2001 is a distant time, even for those who have a vivid memory of the year’s events. Thinking of recent news stories of ‘boats’ and whether they should be stopped or not, it is gut wrenching to be reminded of the Tampa Affair and how history repeats itself. Steve Thomas’ latest documentary Freedom Stories does not set out to be an extra stab in the gut, but instead offers a very honest portrayal of how some who sought asylum from the Middle East in Australia have found themselves since arriving in 2001.
Only refugees did not arrive exactly on Australian shores the year after the new millennium was brought in. The same year some even thought Jesus Christ would reappear in Jerusalem. ‘Boat People’ were held remotely in detention centres in Nauru and Woomera. They slept six people to a room and Australia debated whether or not to accept them.
Hindsight is easy to intellectualise. A bad taste lingers in the mouth watching Freedom Stories that pointing out human rights violations does nothing to wash out. There is only the sense of time having slipped away as footage of the detention centre riots of 2001 mesh into every news story seen and think piece read about asylum seekers since. It is here though, that documentaries like Freedom Stories can look at the issue with a discerning eye, and remind us that, for many, life moves on regardless of morals.

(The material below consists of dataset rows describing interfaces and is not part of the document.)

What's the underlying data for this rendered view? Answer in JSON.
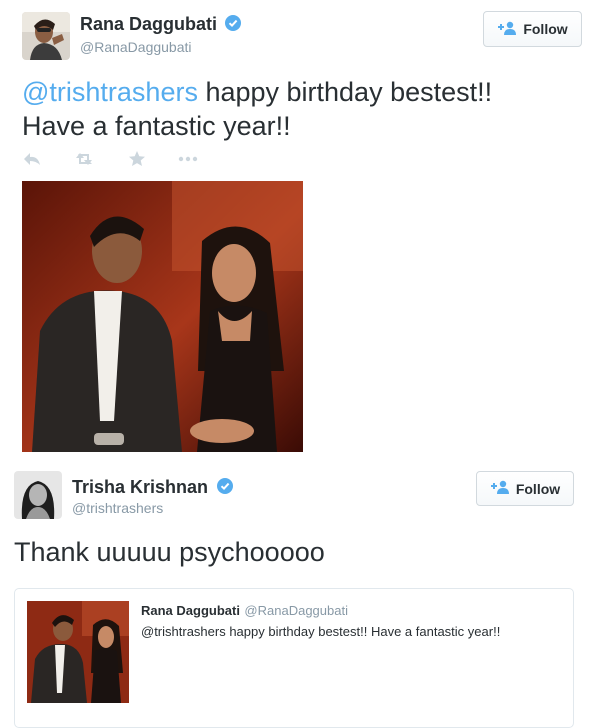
{
  "tweet1": {
    "user": {
      "name": "Rana Daggubati",
      "handle": "@RanaDaggubati",
      "verified": true
    },
    "follow_label": "Follow",
    "text_mention": "@trishtrashers",
    "text_rest": " happy birthday bestest!!",
    "text_line2": "Have a fantastic year!!",
    "actions": [
      "reply-icon",
      "retweet-icon",
      "favorite-icon",
      "more-icon"
    ]
  },
  "tweet2": {
    "user": {
      "name": "Trisha Krishnan",
      "handle": "@trishtrashers",
      "verified": true
    },
    "follow_label": "Follow",
    "text": "Thank uuuuu psychooooo",
    "quoted": {
      "name": "Rana Daggubati",
      "handle": "@RanaDaggubati",
      "text": "@trishtrashers happy birthday bestest!! Have a fantastic year!!"
    }
  },
  "colors": {
    "accent": "#55acee",
    "text": "#292f33",
    "muted": "#8899a6",
    "verified": "#55acee"
  }
}
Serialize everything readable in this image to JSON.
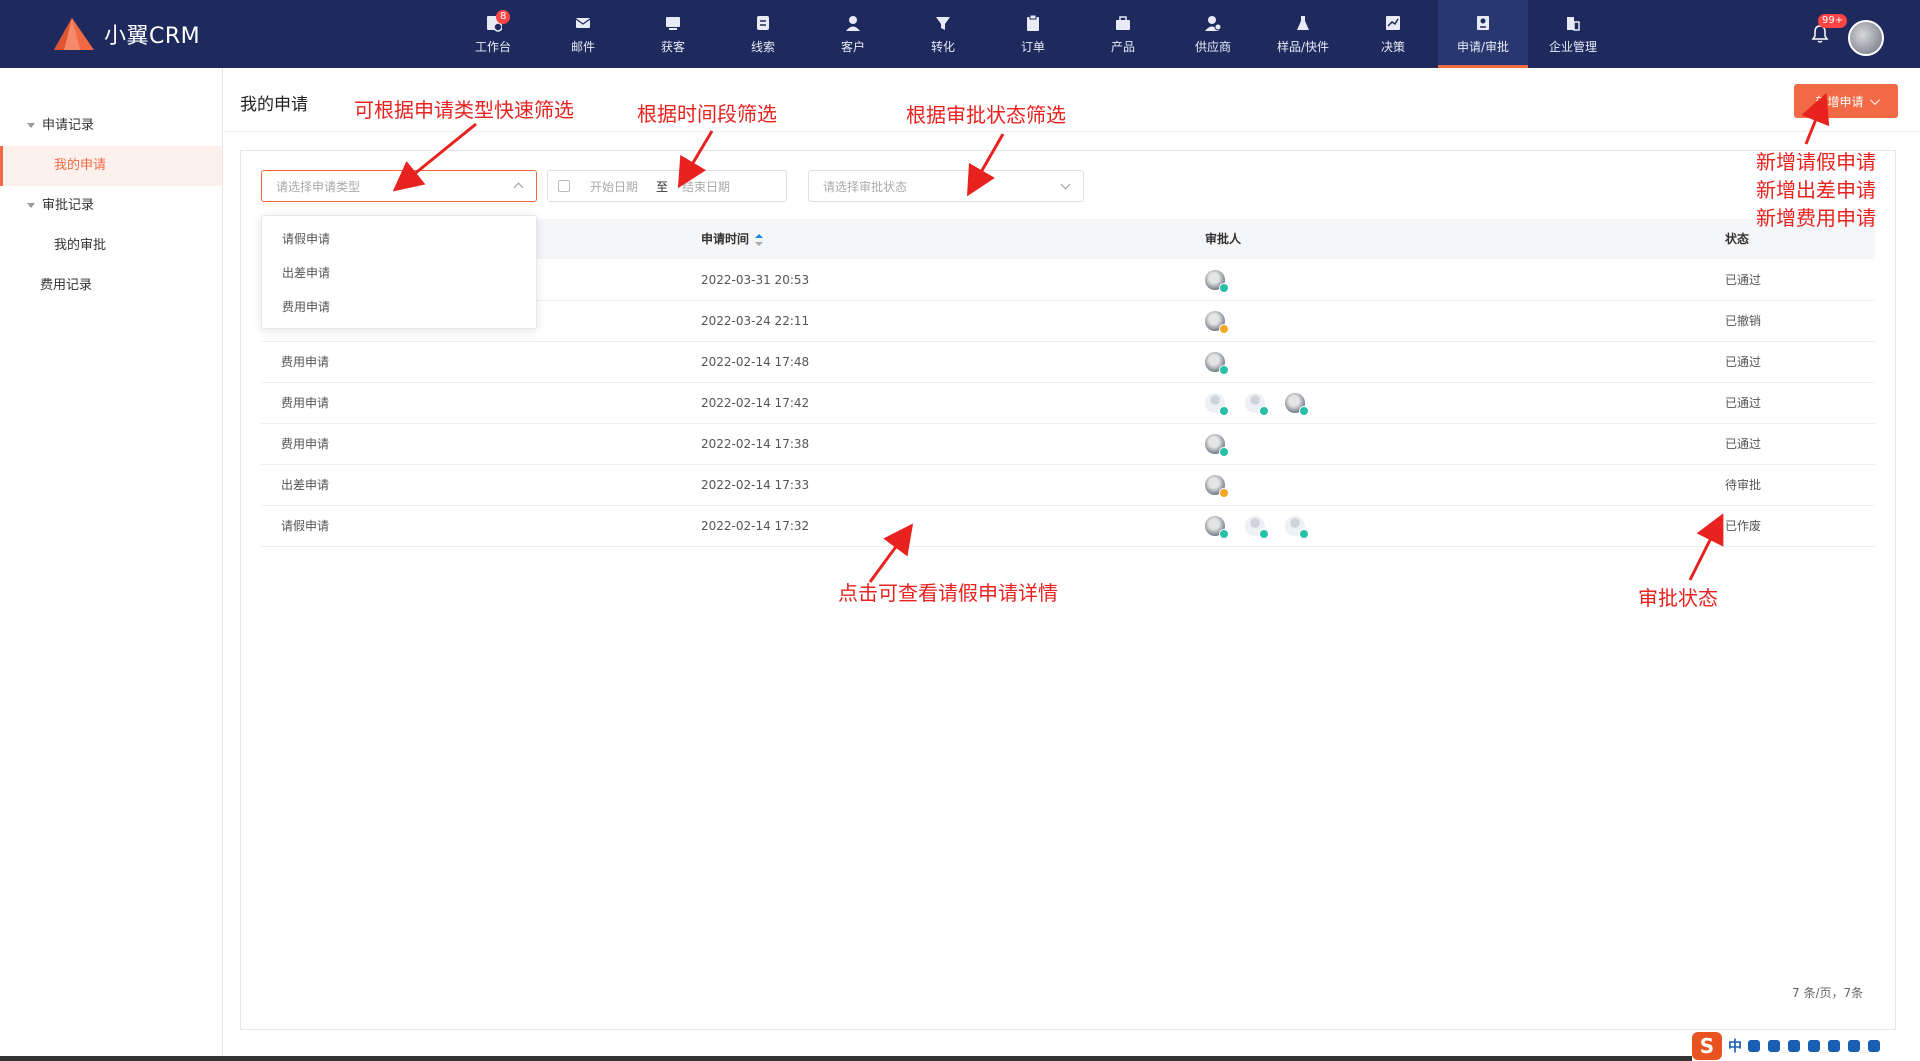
{
  "brand": {
    "name": "小翼CRM"
  },
  "nav": {
    "items": [
      {
        "label": "工作台",
        "icon": "workbench-icon",
        "badge": "8"
      },
      {
        "label": "邮件",
        "icon": "mail-icon"
      },
      {
        "label": "获客",
        "icon": "acquire-icon"
      },
      {
        "label": "线索",
        "icon": "lead-icon"
      },
      {
        "label": "客户",
        "icon": "customer-icon"
      },
      {
        "label": "转化",
        "icon": "funnel-icon"
      },
      {
        "label": "订单",
        "icon": "order-icon"
      },
      {
        "label": "产品",
        "icon": "briefcase-icon"
      },
      {
        "label": "供应商",
        "icon": "supplier-icon"
      },
      {
        "label": "样品/快件",
        "icon": "flask-icon"
      },
      {
        "label": "决策",
        "icon": "chart-icon"
      },
      {
        "label": "申请/审批",
        "icon": "approval-icon",
        "active": true
      },
      {
        "label": "企业管理",
        "icon": "building-icon"
      }
    ],
    "notification_badge": "99+"
  },
  "sidebar": {
    "groups": [
      {
        "label": "申请记录",
        "items": [
          {
            "label": "我的申请",
            "active": true
          }
        ]
      },
      {
        "label": "审批记录",
        "items": [
          {
            "label": "我的审批"
          }
        ]
      }
    ],
    "plain_item": "费用记录"
  },
  "header": {
    "title": "我的申请",
    "new_button": "新增申请"
  },
  "filters": {
    "type_placeholder": "请选择申请类型",
    "start_placeholder": "开始日期",
    "to": "至",
    "end_placeholder": "结束日期",
    "status_placeholder": "请选择审批状态",
    "type_options": [
      "请假申请",
      "出差申请",
      "费用申请"
    ]
  },
  "table": {
    "headers": {
      "time": "申请时间",
      "approver": "审批人",
      "status": "状态"
    },
    "rows": [
      {
        "type": "",
        "time": "2022-03-31 20:53",
        "approvers": [
          {
            "kind": "photo",
            "state": "ok"
          }
        ],
        "status": "已通过"
      },
      {
        "type": "",
        "time": "2022-03-24 22:11",
        "approvers": [
          {
            "kind": "photo",
            "state": "warn"
          }
        ],
        "status": "已撤销"
      },
      {
        "type": "费用申请",
        "time": "2022-02-14 17:48",
        "approvers": [
          {
            "kind": "photo",
            "state": "ok"
          }
        ],
        "status": "已通过"
      },
      {
        "type": "费用申请",
        "time": "2022-02-14 17:42",
        "approvers": [
          {
            "kind": "blank",
            "state": "ok"
          },
          {
            "kind": "blank",
            "state": "ok"
          },
          {
            "kind": "photo",
            "state": "ok"
          }
        ],
        "status": "已通过"
      },
      {
        "type": "费用申请",
        "time": "2022-02-14 17:38",
        "approvers": [
          {
            "kind": "photo",
            "state": "ok"
          }
        ],
        "status": "已通过"
      },
      {
        "type": "出差申请",
        "time": "2022-02-14 17:33",
        "approvers": [
          {
            "kind": "photo",
            "state": "warn"
          }
        ],
        "status": "待审批"
      },
      {
        "type": "请假申请",
        "time": "2022-02-14 17:32",
        "approvers": [
          {
            "kind": "photo",
            "state": "ok"
          },
          {
            "kind": "blank",
            "state": "ok"
          },
          {
            "kind": "blank",
            "state": "ok"
          }
        ],
        "status": "已作废"
      }
    ]
  },
  "pager": {
    "text": "7 条/页，7条"
  },
  "annotations": {
    "type_filter": "可根据申请类型快速筛选",
    "time_filter": "根据时间段筛选",
    "status_filter": "根据审批状态筛选",
    "new_leave": "新增请假申请",
    "new_trip": "新增出差申请",
    "new_expense": "新增费用申请",
    "detail": "点击可查看请假申请详情",
    "approval_status": "审批状态"
  },
  "ime": {
    "label": "中"
  },
  "colors": {
    "topbar": "#1e2a5e",
    "accent": "#f26a45",
    "annotation": "#e8231f",
    "ok": "#26c0a8",
    "warn": "#f5a623"
  }
}
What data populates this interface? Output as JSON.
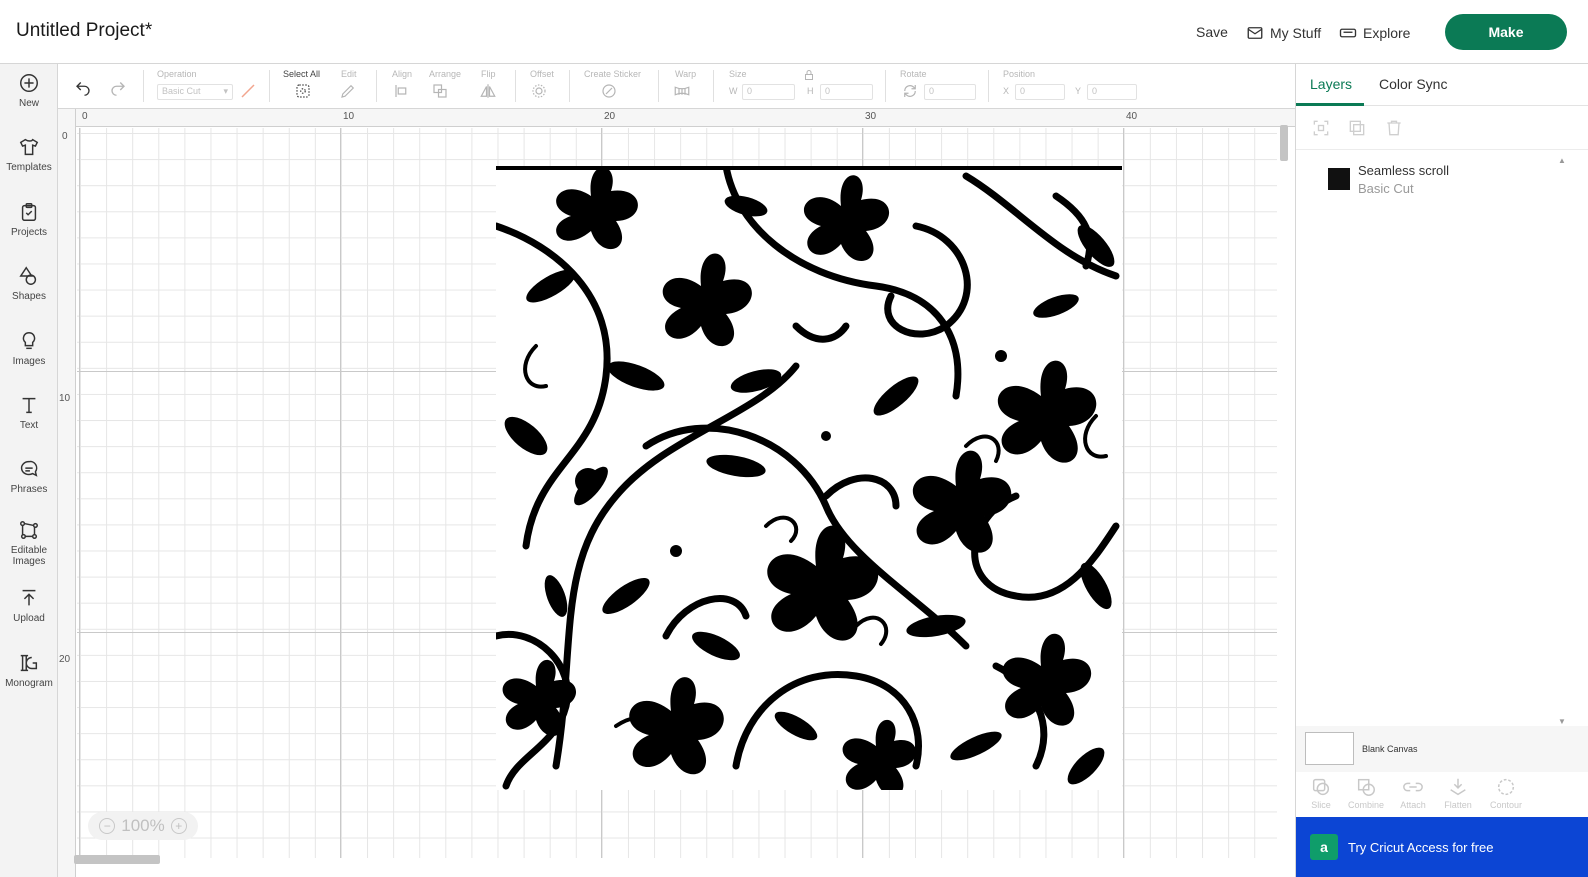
{
  "header": {
    "project_title": "Untitled Project*",
    "save_label": "Save",
    "mystuff_label": "My Stuff",
    "explore_label": "Explore",
    "make_label": "Make",
    "make_color": "#0b7a55"
  },
  "sidebar": {
    "items": [
      {
        "label": "New",
        "icon": "plus-circle-icon"
      },
      {
        "label": "Templates",
        "icon": "shirt-icon"
      },
      {
        "label": "Projects",
        "icon": "clipboard-icon"
      },
      {
        "label": "Shapes",
        "icon": "shapes-icon"
      },
      {
        "label": "Images",
        "icon": "lightbulb-icon"
      },
      {
        "label": "Text",
        "icon": "text-icon"
      },
      {
        "label": "Phrases",
        "icon": "speech-bubble-icon"
      },
      {
        "label": "Editable Images",
        "line1": "Editable",
        "line2": "Images",
        "icon": "editable-images-icon"
      },
      {
        "label": "Upload",
        "icon": "upload-icon"
      },
      {
        "label": "Monogram",
        "icon": "monogram-icon"
      }
    ]
  },
  "toolbar": {
    "operation_label": "Operation",
    "operation_value": "Basic Cut",
    "select_all_label": "Select All",
    "edit_label": "Edit",
    "align_label": "Align",
    "arrange_label": "Arrange",
    "flip_label": "Flip",
    "offset_label": "Offset",
    "create_sticker_label": "Create Sticker",
    "warp_label": "Warp",
    "size_label": "Size",
    "w_label": "W",
    "w_value": "0",
    "h_label": "H",
    "h_value": "0",
    "rotate_label": "Rotate",
    "rotate_value": "0",
    "position_label": "Position",
    "x_label": "X",
    "x_value": "0",
    "y_label": "Y",
    "y_value": "0"
  },
  "ruler": {
    "top": [
      "0",
      "10",
      "20",
      "30",
      "40"
    ],
    "left": [
      "0",
      "10",
      "20"
    ]
  },
  "canvas": {
    "zoom": "100%",
    "design_name": "Seamless scroll floral pattern"
  },
  "right_panel": {
    "tabs": [
      "Layers",
      "Color Sync"
    ],
    "active_tab": "Layers",
    "layer": {
      "name": "Seamless scroll",
      "operation": "Basic Cut"
    },
    "canvas_label": "Blank Canvas",
    "bottom_tools": [
      "Slice",
      "Combine",
      "Attach",
      "Flatten",
      "Contour"
    ],
    "promo": "Try Cricut Access for free",
    "promo_logo": "a",
    "promo_color": "#0c45d4"
  }
}
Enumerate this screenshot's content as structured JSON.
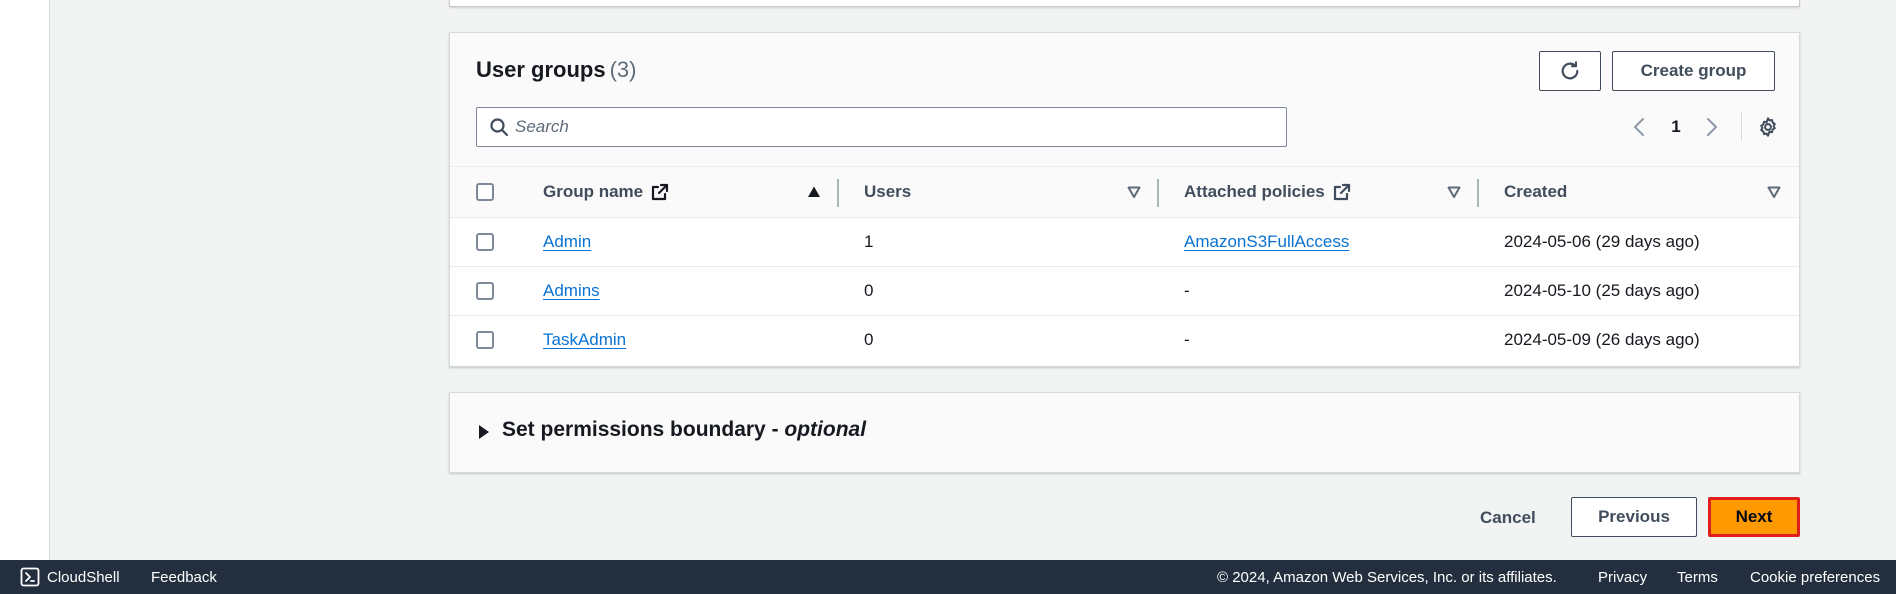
{
  "user_groups": {
    "title": "User groups",
    "count": "(3)",
    "create_button": "Create group",
    "search_placeholder": "Search",
    "pagination": {
      "current_page": "1"
    },
    "columns": [
      "Group name",
      "Users",
      "Attached policies",
      "Created"
    ],
    "rows": [
      {
        "group_name": "Admin",
        "users": "1",
        "policies": "AmazonS3FullAccess",
        "created": "2024-05-06 (29 days ago)"
      },
      {
        "group_name": "Admins",
        "users": "0",
        "policies": "-",
        "created": "2024-05-10 (25 days ago)"
      },
      {
        "group_name": "TaskAdmin",
        "users": "0",
        "policies": "-",
        "created": "2024-05-09 (26 days ago)"
      }
    ]
  },
  "permissions_boundary": {
    "title": "Set permissions boundary -",
    "optional": "optional"
  },
  "actions": {
    "cancel": "Cancel",
    "previous": "Previous",
    "next": "Next"
  },
  "footer": {
    "cloudshell": "CloudShell",
    "feedback": "Feedback",
    "copyright": "© 2024, Amazon Web Services, Inc. or its affiliates.",
    "privacy": "Privacy",
    "terms": "Terms",
    "cookie_preferences": "Cookie preferences"
  },
  "colors": {
    "link": "#0972d3",
    "primary_button": "#ff9900",
    "highlight_border": "#e01e1e",
    "footer_bg": "#232f3e"
  }
}
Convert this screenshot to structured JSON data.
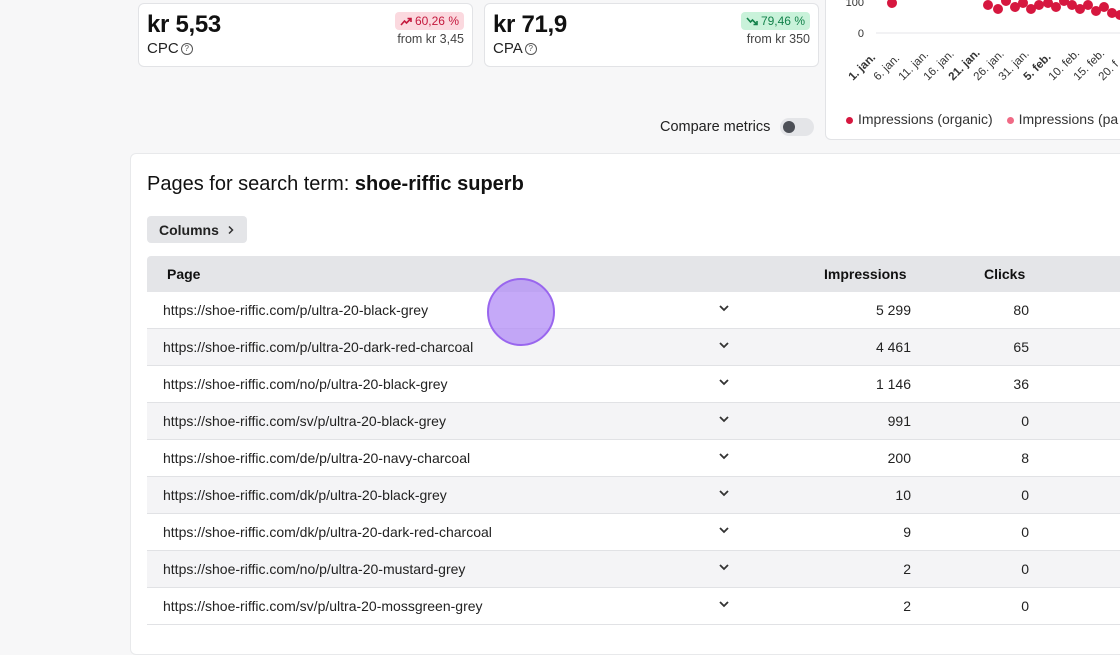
{
  "cards": [
    {
      "value": "kr 5,53",
      "label": "CPC",
      "badge": "60,26 %",
      "badge_dir": "up",
      "from": "from kr 3,45"
    },
    {
      "value": "kr 71,9",
      "label": "CPA",
      "badge": "79,46 %",
      "badge_dir": "down",
      "from": "from kr 350"
    }
  ],
  "chart": {
    "y_ticks": [
      "100",
      "0"
    ],
    "x_ticks": [
      "1. jan.",
      "6. jan.",
      "11. jan.",
      "16. jan.",
      "21. jan.",
      "26. jan.",
      "31. jan.",
      "5. feb.",
      "10. feb.",
      "15. feb.",
      "20. f"
    ],
    "legend": [
      {
        "name": "Impressions (organic)",
        "color": "#d6173f"
      },
      {
        "name": "Impressions (pa",
        "color": "#f06a85"
      }
    ]
  },
  "compare_label": "Compare metrics",
  "section": {
    "title_prefix": "Pages for search term: ",
    "title_term": "shoe-riffic superb",
    "columns_button": "Columns"
  },
  "table": {
    "headers": {
      "page": "Page",
      "impressions": "Impressions",
      "clicks": "Clicks"
    },
    "rows": [
      {
        "url": "https://shoe-riffic.com/p/ultra-20-black-grey",
        "impressions": "5 299",
        "clicks": "80"
      },
      {
        "url": "https://shoe-riffic.com/p/ultra-20-dark-red-charcoal",
        "impressions": "4 461",
        "clicks": "65"
      },
      {
        "url": "https://shoe-riffic.com/no/p/ultra-20-black-grey",
        "impressions": "1 146",
        "clicks": "36"
      },
      {
        "url": "https://shoe-riffic.com/sv/p/ultra-20-black-grey",
        "impressions": "991",
        "clicks": "0"
      },
      {
        "url": "https://shoe-riffic.com/de/p/ultra-20-navy-charcoal",
        "impressions": "200",
        "clicks": "8"
      },
      {
        "url": "https://shoe-riffic.com/dk/p/ultra-20-black-grey",
        "impressions": "10",
        "clicks": "0"
      },
      {
        "url": "https://shoe-riffic.com/dk/p/ultra-20-dark-red-charcoal",
        "impressions": "9",
        "clicks": "0"
      },
      {
        "url": "https://shoe-riffic.com/no/p/ultra-20-mustard-grey",
        "impressions": "2",
        "clicks": "0"
      },
      {
        "url": "https://shoe-riffic.com/sv/p/ultra-20-mossgreen-grey",
        "impressions": "2",
        "clicks": "0"
      }
    ]
  }
}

One thing, a joke of sorts, links the narratives in Freedom Stories. It is hard to define because of the bad taste, but it is there in stories like that of artist Shafiq winning an art competition while in detention. The joke is still there when we see Shafiq and his daughter detailing not seeing each other for ten years out of their lives. It is there in real estate worker Amir’s constant smile and single mother of three Shari detailing the licences she needs to become a truck driver. The punchline never comes and what is akin to a joke reveals itself as the lingering bad taste.
The narratives of those profiled in Freedom Stories are almost characterless. Case Worker (and former migrant) Reyhana demonstrates her exercise routine in her backyard, moving continuously in a small circle. Shafiq talks about his home renovations. Amir shows director Steve Thomas around a recently vacated apartment he needs to inspect, making mention of the former tenants tidiness and their high likelihood of a bond refund. It is particularly in Amir’s professionalism that the audience detects something amiss. Why doesn’t Reyhana walk around her neighbourhood for exercise? Why is Amir so committed to the rules and regulations of real estate? Why aren’t they all mad as hell about their experience in detention?
It is a testament to Steve Thomas’ skill as a documentary filmmaker that he doesn’t try and answer such questions, and there is no trace of engineering on his part to any of the stories. Perhaps Thomas is familiar enough from past work on documentaries Welcome to Woomera (2004) and Hope (2008) to even think to lead the dialogue. The result is a more gentle touch than programs like SBS’ Go Back To Where You Came From, which highlighted the issue in the guise of a practical joke. The fact this is an issue is absurd, but it’s not that simple.
THE REEL SCORE: 8/10